● Action item
Look through the entries below and show every line containing the word "title".

● Website and app data records
================

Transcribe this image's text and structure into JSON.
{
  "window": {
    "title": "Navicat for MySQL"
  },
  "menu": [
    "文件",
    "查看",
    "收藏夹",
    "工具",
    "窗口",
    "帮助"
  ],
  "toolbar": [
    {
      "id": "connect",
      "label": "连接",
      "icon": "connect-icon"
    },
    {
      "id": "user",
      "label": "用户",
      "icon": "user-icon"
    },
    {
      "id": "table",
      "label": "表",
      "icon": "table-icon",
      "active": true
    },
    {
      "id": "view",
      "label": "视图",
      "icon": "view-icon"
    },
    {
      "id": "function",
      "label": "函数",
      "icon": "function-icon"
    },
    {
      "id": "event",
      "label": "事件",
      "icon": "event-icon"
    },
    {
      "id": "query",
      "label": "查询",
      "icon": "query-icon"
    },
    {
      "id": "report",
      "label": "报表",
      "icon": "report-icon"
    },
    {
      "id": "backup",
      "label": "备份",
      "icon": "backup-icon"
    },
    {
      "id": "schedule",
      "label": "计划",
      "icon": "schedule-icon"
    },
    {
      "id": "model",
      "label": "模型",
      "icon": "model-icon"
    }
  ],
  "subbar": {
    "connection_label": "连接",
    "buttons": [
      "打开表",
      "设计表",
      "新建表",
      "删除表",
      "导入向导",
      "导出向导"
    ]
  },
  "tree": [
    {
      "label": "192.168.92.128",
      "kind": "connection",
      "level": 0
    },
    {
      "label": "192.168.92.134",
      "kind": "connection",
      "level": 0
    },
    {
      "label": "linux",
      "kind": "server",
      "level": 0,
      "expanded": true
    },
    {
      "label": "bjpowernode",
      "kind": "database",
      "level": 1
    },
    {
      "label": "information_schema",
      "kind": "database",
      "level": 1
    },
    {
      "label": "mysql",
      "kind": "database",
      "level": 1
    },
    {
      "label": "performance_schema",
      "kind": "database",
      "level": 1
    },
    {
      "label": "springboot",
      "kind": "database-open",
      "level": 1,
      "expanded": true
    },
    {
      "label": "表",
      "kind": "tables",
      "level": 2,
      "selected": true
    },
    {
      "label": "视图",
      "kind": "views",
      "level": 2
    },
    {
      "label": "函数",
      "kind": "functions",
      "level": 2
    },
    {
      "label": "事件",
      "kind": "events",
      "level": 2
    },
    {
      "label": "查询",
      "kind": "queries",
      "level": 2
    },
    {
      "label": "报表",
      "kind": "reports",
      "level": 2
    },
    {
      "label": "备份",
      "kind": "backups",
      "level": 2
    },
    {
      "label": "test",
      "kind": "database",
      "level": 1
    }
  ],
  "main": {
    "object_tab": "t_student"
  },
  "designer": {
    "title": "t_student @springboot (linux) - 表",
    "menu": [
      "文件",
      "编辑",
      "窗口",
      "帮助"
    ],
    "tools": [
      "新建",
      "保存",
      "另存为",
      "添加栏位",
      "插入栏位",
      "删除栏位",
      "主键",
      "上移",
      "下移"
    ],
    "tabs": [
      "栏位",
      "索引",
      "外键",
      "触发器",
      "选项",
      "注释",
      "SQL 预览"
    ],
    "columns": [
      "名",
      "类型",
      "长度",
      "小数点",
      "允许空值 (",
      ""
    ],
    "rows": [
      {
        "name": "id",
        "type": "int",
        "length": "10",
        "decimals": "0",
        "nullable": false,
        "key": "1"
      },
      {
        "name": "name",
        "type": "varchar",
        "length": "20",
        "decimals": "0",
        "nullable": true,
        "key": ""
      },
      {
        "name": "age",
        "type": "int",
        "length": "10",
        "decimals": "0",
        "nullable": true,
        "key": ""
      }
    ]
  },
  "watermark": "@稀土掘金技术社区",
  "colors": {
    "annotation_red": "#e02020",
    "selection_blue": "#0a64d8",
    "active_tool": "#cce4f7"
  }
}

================

● Solved problem
    "title": "Navicat for MySQL"
    "title": "t_student @springboot (linux) - 表",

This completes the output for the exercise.